* [Exercise instructions]:
Across these entries, report how many lines include the string "iPhone", with nothing but the number.

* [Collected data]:
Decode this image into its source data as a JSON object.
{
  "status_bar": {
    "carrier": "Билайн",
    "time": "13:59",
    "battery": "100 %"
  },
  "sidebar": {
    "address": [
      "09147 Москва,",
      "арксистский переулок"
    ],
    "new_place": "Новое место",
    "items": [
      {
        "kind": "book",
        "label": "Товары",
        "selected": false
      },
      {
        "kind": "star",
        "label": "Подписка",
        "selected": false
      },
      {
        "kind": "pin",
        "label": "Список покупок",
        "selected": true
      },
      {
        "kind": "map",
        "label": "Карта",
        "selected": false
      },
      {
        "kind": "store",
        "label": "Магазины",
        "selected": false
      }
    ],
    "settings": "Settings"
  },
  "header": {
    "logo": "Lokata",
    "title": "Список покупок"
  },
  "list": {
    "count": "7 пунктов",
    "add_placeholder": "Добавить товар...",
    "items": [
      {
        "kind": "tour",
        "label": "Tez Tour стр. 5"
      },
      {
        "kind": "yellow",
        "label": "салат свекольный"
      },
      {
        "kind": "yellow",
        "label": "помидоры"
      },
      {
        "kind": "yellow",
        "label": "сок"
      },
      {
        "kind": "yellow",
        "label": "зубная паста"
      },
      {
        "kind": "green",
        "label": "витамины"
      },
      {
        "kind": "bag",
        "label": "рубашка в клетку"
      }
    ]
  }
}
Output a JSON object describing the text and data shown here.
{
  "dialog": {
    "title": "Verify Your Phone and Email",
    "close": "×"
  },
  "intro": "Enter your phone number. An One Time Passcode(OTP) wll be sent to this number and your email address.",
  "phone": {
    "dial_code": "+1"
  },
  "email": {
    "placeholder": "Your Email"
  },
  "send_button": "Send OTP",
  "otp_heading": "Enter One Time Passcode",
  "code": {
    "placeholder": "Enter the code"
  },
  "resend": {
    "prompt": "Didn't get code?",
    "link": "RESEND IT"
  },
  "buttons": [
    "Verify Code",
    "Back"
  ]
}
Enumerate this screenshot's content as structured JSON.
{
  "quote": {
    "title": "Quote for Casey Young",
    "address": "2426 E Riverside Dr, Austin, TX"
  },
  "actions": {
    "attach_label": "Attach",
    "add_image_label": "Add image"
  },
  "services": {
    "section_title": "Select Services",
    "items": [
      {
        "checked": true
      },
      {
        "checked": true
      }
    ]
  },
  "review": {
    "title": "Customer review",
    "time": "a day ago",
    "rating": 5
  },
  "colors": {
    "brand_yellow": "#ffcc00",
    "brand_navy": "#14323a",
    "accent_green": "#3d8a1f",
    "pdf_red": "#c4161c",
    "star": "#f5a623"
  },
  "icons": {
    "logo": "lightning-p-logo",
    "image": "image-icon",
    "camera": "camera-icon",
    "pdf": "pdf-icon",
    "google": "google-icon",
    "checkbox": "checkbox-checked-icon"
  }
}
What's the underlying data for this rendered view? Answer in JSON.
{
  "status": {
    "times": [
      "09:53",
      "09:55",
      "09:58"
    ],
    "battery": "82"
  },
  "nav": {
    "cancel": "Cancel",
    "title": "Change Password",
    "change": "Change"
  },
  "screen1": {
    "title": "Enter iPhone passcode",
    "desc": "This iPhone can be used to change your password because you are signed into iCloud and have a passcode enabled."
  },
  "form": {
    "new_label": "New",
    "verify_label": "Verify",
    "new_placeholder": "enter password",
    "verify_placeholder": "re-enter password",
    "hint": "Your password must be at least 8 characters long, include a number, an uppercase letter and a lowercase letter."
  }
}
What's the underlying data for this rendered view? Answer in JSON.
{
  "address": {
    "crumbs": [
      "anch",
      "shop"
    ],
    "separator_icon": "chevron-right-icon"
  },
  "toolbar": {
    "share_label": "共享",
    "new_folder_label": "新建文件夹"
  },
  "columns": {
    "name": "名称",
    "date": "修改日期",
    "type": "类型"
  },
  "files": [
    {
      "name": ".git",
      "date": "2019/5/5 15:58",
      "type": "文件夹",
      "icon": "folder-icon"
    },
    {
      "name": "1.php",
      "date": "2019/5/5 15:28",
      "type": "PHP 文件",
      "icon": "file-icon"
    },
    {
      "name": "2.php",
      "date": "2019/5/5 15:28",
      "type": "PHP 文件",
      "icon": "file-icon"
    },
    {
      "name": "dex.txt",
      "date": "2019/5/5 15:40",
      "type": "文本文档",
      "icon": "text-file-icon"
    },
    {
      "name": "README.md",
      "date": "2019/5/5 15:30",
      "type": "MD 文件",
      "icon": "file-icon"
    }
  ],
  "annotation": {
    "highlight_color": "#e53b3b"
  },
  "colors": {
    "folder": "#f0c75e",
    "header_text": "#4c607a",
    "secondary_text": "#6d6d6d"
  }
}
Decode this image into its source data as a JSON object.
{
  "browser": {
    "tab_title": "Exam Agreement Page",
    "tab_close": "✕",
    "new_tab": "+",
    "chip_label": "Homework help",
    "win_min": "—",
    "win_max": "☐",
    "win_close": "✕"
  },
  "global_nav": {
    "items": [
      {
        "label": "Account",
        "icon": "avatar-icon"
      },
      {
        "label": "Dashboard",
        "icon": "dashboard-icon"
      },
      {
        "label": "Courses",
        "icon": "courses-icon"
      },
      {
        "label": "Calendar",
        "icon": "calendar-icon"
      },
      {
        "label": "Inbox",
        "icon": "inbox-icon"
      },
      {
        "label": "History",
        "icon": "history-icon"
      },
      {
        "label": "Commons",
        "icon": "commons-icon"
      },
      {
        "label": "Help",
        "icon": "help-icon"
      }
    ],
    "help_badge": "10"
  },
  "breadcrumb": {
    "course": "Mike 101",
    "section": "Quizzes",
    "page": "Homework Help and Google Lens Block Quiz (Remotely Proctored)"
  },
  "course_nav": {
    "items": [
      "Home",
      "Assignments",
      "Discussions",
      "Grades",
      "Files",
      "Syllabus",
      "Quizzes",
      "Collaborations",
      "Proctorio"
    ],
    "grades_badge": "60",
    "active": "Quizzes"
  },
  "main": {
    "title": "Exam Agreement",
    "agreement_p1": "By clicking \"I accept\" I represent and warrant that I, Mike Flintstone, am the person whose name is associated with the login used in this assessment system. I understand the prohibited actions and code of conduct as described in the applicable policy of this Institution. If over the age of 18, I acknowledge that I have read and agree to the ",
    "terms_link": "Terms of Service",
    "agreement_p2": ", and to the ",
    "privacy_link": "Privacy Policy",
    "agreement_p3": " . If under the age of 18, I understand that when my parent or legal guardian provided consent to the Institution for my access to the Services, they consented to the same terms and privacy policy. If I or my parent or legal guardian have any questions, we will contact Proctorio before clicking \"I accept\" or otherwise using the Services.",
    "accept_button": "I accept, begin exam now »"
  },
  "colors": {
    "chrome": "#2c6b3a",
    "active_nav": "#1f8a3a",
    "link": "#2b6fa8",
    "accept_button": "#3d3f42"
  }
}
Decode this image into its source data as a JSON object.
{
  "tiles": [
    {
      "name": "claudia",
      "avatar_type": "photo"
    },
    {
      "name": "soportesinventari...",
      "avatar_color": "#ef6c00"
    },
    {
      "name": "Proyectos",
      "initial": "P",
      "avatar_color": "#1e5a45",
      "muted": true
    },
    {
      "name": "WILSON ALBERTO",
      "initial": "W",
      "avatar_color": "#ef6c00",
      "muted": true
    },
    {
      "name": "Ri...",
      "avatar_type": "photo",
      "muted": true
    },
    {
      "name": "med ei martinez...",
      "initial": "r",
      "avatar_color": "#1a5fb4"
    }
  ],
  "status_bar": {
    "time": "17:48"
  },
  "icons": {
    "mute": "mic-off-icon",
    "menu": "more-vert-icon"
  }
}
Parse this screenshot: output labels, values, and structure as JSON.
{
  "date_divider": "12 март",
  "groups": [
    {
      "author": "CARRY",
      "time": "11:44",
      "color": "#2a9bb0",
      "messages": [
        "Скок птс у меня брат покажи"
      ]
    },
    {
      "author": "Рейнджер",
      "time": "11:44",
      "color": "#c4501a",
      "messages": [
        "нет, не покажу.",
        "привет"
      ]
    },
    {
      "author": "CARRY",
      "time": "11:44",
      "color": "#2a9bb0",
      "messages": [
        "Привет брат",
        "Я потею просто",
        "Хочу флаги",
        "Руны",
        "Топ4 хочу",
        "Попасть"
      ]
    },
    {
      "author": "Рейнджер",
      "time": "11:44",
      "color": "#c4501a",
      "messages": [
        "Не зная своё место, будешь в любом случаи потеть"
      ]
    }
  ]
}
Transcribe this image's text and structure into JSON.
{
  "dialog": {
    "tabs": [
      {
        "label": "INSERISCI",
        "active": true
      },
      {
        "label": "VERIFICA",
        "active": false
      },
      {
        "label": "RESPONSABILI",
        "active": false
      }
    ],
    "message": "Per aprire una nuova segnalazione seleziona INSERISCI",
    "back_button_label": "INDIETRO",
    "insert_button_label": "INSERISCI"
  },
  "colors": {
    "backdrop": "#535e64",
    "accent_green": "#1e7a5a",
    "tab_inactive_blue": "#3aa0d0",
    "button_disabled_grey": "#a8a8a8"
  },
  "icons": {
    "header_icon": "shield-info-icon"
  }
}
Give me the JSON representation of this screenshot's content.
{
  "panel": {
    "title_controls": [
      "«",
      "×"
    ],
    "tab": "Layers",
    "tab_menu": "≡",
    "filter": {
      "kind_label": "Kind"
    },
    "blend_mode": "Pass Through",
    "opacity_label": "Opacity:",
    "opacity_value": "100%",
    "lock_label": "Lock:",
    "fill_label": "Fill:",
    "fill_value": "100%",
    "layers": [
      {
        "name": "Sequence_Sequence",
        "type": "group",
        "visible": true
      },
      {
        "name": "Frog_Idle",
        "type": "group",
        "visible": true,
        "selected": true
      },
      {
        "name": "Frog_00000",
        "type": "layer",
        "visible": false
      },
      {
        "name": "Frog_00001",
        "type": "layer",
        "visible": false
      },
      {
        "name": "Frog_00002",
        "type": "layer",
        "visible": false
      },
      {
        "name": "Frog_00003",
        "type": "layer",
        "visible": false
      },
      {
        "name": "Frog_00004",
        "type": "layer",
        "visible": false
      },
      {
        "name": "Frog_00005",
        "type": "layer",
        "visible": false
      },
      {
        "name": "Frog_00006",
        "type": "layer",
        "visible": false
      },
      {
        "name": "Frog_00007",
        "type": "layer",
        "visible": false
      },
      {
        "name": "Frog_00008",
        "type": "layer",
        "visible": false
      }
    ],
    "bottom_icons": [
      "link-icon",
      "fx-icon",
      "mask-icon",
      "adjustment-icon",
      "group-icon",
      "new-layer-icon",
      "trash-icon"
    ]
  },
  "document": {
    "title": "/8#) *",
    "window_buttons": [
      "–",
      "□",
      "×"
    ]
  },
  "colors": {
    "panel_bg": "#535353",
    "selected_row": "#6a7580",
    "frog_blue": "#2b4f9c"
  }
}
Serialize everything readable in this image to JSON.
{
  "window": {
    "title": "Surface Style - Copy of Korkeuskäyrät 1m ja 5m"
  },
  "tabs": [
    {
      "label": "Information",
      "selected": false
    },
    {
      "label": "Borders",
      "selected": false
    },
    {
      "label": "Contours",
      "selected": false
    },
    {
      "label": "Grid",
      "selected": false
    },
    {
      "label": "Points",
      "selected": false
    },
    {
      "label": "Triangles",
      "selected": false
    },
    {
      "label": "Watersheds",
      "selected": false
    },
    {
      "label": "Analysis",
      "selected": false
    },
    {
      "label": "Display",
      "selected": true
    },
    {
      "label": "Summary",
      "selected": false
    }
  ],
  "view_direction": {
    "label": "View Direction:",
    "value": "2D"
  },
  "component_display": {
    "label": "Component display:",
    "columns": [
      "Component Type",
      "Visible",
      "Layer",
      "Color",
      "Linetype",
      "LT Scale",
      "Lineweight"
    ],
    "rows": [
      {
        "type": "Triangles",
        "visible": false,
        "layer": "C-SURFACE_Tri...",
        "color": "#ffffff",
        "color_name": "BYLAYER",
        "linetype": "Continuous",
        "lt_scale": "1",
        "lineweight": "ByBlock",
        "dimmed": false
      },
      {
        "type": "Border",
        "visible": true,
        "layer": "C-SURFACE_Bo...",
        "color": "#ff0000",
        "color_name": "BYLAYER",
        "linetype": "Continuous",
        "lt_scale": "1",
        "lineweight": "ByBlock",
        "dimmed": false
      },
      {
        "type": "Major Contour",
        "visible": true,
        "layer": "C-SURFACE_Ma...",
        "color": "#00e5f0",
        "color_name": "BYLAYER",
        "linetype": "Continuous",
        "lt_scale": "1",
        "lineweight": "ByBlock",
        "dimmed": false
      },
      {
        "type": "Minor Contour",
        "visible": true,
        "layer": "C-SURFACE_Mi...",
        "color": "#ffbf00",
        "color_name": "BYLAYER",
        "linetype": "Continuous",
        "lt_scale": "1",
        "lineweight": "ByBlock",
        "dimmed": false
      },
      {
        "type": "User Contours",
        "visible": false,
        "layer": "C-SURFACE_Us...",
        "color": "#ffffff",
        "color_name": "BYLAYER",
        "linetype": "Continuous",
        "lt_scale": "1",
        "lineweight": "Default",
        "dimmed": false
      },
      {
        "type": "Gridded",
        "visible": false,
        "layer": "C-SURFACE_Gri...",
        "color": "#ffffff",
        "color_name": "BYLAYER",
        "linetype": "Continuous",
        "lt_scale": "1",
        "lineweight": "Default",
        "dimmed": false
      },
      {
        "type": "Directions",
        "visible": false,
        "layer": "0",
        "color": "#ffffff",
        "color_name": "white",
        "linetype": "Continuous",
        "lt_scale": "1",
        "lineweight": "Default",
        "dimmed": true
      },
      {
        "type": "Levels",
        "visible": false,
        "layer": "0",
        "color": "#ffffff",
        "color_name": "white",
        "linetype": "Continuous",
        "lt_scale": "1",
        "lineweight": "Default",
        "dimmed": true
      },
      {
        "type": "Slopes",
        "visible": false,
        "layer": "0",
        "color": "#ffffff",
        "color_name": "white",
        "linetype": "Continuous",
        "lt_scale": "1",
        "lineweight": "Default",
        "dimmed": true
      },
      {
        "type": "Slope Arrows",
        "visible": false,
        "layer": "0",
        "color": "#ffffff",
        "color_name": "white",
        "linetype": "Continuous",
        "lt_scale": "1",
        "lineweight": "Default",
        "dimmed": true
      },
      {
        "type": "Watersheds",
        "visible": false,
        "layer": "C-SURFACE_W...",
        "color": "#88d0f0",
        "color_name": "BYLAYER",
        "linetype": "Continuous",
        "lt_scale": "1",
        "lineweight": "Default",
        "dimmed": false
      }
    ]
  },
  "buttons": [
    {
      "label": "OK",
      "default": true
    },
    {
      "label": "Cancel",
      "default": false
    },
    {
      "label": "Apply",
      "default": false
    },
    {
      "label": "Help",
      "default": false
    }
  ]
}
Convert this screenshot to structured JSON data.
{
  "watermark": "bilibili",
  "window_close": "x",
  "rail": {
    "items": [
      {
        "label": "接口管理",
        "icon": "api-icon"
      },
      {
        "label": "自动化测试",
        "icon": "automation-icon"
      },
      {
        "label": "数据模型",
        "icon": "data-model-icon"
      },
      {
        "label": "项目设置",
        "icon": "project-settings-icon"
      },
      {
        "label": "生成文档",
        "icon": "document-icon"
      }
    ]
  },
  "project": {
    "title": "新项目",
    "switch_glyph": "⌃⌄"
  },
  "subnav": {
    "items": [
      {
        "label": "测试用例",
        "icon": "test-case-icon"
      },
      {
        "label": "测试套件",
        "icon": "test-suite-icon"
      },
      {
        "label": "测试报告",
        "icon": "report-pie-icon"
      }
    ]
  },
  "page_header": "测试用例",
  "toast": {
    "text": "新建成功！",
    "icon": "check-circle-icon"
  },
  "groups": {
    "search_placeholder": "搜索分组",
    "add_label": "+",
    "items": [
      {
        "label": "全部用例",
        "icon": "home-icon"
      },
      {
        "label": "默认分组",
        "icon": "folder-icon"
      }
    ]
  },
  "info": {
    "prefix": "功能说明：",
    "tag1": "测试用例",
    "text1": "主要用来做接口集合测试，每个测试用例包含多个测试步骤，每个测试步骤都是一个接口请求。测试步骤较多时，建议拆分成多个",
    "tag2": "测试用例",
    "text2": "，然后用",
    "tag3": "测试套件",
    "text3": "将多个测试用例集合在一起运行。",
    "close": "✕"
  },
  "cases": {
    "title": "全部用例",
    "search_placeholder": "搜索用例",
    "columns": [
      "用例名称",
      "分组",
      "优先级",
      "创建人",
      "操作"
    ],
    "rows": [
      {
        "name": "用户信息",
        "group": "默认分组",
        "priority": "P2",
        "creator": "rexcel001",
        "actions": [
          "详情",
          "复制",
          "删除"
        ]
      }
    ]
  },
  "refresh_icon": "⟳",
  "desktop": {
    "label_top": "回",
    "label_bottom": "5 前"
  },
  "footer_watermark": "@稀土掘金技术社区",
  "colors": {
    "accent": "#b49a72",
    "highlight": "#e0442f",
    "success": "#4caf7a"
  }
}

* [Output]:
2